Search form

Search for the country site.

Country profile

Country website

'Leave no one behind' in national health plans – UNHCR Assistant High Commissioner for Operations

Jordan. UN High Commissioner for Refugees visits hospital in Amman

'Leave no one behind' in national health plans – UNHCR Assistant High Commissioner for Operations

Addressing this year's High Commissioner's Dialogue on Protection, Raouf Mazou shines a spotlight on the need for inclusion when it comes to health policies.
19 November 2020
Sudanese refugee Ekram Yacoub's three-year-old daughter Rana (right) has health problems that require regular admission at Luzmila Hospital. Her healthcare costs are covered by UNHCR. Ekram, 30, arrived in Jordan in May 2016.

The COVID-19 pandemic highlights the need to include refugees and displaced people in national health plans, the Assistant High Commissioner for Operations of UNHCR, the UN Refugee Agency, told an online forum yesterday, urging greater support for countries to achieve it.

“We all know the principle of leave no one behind and it is clear that the inclusive national policies and services will contribute towards achieving universal health coverage for all,” said Raouf Mazou.

Addressing a session in the High Commissioner’s Dialogue focused on Resilience and Inclusion in Health, Mazou said that at least 85 per cent of refugees and displaced people are hosted in developing countries. He noted that this put pressure on health systems even before the COVID-19 pandemic struck this year.

"It is not only refugees who benefit."

“What we have also heard from many of the representatives of government who joined us today is the willingness of a number of states to better include refugees into national health services,” he said, adding that states require support to achieve this.

“It is not only refugees who benefit from comprehensive responses … refugee-hosting countries themselves can benefit from inclusive approaches,” he said. Host countries can benefit from development funding for both refugees and hosts and from the skills and labour that refugees can contribute to society.

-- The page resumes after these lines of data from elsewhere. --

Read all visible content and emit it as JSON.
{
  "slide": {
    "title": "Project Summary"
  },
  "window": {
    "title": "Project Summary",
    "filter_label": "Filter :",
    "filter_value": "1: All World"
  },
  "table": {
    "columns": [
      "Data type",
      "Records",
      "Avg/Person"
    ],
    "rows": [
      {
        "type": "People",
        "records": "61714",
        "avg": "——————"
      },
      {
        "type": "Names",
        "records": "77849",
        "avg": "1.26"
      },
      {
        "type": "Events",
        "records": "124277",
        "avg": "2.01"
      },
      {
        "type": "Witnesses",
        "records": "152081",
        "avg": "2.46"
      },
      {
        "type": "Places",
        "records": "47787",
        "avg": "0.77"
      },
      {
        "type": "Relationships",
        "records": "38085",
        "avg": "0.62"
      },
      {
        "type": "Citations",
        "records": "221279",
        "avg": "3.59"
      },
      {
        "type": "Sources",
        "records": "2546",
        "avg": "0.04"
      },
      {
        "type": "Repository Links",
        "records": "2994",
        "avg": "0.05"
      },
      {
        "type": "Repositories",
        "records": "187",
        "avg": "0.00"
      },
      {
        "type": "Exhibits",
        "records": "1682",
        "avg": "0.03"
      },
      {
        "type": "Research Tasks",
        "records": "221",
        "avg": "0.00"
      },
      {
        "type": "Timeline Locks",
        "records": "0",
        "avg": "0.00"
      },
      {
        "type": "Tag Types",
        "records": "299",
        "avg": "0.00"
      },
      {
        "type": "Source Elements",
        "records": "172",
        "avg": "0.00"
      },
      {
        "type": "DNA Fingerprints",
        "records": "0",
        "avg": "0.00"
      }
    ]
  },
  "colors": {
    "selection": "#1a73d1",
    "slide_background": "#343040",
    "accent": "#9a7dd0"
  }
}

The forum, which brought together experts, academics, government leaders and health professionals, looked at both emergency responses and longer-term approaches. Nigel Pearson acted as moderator and the event included contributions from several people directly involved with implementing health-care plans in individual countries.

Fezzeh Hosseini, 38, is a doctor and Afghan refugee in Iran’s Esfahan province who heads a team of doctors and nurses. Since the pandemic began, she has worked to ensure that both Iranians and Afghan refugees have information and access to health services.

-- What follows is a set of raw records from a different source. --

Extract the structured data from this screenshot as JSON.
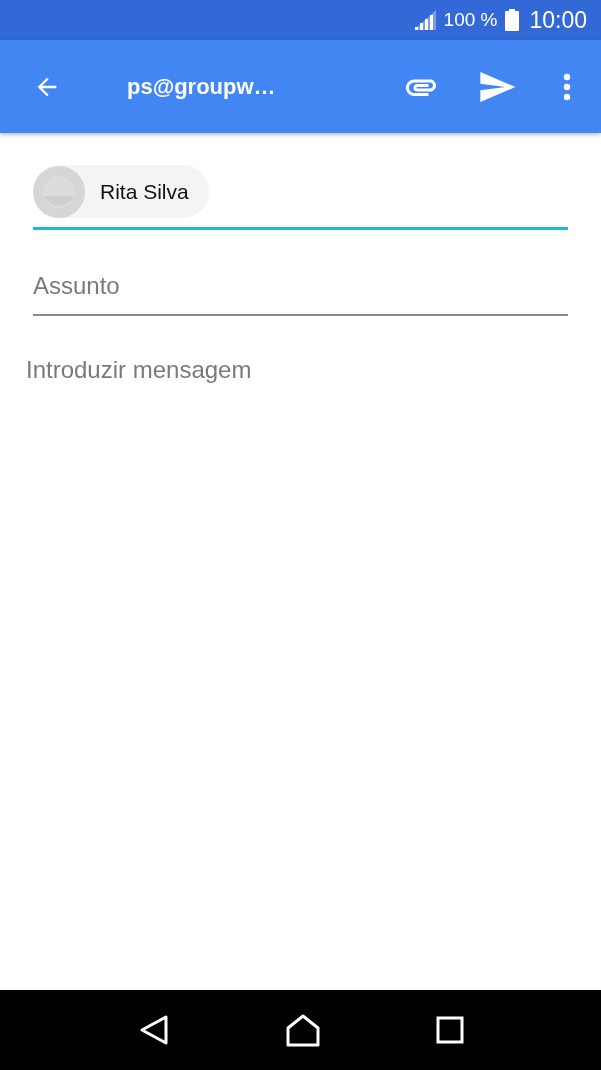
{
  "status_bar": {
    "battery": "100 %",
    "time": "10:00"
  },
  "app_bar": {
    "title": "ps@groupw…"
  },
  "to_field": {
    "focused": true,
    "chips": [
      {
        "name": "Rita Silva"
      }
    ]
  },
  "subject_field": {
    "placeholder": "Assunto",
    "focused": false
  },
  "body_field": {
    "placeholder": "Introduzir mensagem"
  }
}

She said many refugees struggled to find employment and so could often not afford to access health services.

“The message I'm trying to get through is to get as much international help to support health services for Iranians and Afghans alike,” she said.

"Host communities near to the refugees have free access."

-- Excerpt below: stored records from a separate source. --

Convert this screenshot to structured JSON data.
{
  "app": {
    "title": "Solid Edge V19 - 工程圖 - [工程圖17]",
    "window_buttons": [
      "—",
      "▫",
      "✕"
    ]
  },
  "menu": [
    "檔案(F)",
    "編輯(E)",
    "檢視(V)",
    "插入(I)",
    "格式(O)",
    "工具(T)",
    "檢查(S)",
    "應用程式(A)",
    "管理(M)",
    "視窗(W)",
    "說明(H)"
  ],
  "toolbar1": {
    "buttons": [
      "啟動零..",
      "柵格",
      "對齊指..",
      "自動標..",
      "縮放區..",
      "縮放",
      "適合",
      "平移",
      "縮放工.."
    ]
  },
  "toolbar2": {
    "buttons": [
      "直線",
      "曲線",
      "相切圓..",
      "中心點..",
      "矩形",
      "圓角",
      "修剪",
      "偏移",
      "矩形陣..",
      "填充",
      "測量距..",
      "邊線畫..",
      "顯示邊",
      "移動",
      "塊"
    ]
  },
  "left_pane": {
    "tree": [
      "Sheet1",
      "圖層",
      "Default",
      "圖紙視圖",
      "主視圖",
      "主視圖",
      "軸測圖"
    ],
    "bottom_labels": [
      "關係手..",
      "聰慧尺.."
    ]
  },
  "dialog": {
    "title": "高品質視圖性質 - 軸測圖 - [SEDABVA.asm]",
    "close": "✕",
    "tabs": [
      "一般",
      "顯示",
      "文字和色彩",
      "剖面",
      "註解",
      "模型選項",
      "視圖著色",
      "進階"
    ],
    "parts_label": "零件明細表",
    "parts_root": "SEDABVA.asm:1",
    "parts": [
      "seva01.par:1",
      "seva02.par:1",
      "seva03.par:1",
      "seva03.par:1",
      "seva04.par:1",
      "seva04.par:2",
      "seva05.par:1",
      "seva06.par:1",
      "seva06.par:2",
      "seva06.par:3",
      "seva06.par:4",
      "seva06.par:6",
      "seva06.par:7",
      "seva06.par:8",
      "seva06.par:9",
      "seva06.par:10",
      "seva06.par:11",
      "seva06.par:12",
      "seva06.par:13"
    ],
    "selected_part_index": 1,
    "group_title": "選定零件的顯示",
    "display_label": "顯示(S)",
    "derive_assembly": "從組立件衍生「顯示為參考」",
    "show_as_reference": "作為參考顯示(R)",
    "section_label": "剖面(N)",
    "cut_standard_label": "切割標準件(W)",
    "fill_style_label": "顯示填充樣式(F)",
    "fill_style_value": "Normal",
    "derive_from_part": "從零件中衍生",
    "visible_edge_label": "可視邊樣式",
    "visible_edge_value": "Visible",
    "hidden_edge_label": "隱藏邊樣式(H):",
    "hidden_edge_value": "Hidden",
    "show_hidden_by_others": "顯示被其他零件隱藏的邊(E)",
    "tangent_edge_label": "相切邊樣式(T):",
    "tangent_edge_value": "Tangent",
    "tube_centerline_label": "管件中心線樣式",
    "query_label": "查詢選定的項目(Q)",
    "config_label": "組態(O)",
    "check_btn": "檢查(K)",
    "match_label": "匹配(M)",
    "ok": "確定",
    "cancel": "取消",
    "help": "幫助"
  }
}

Alfred Driwale, Uganda’s Assistant Commissioner for Health Services, said refugees in his country had access to health care and could also work and this helped everybody in the long run.

“Because of that integration, host communities near to the refugees have free access through third party partners,” he said.

Akramul Islam, director of the communicable diseases and water, sanitation and hygiene (WASH) programme at BRAC, an international development organization in Bangladesh, said his organization had worked with partners including UNHCR in measures to prevent and treat diseases such as malaria, tuberculosis and HIV.

When the pandemic began, the organizations had provided education, training and healthcare to prevent its spread among Rohingya refugees, he said.

The high-profile Dialogues were established to promote an exchange of views between refugees, governments, civil society, the private sector, academics and international organizations on emerging challenges in humanitarian protection.

This year the sessions are being held virtually over seven weeks – with a focus on how the COVID-19 pandemic affects displaced and stateless people.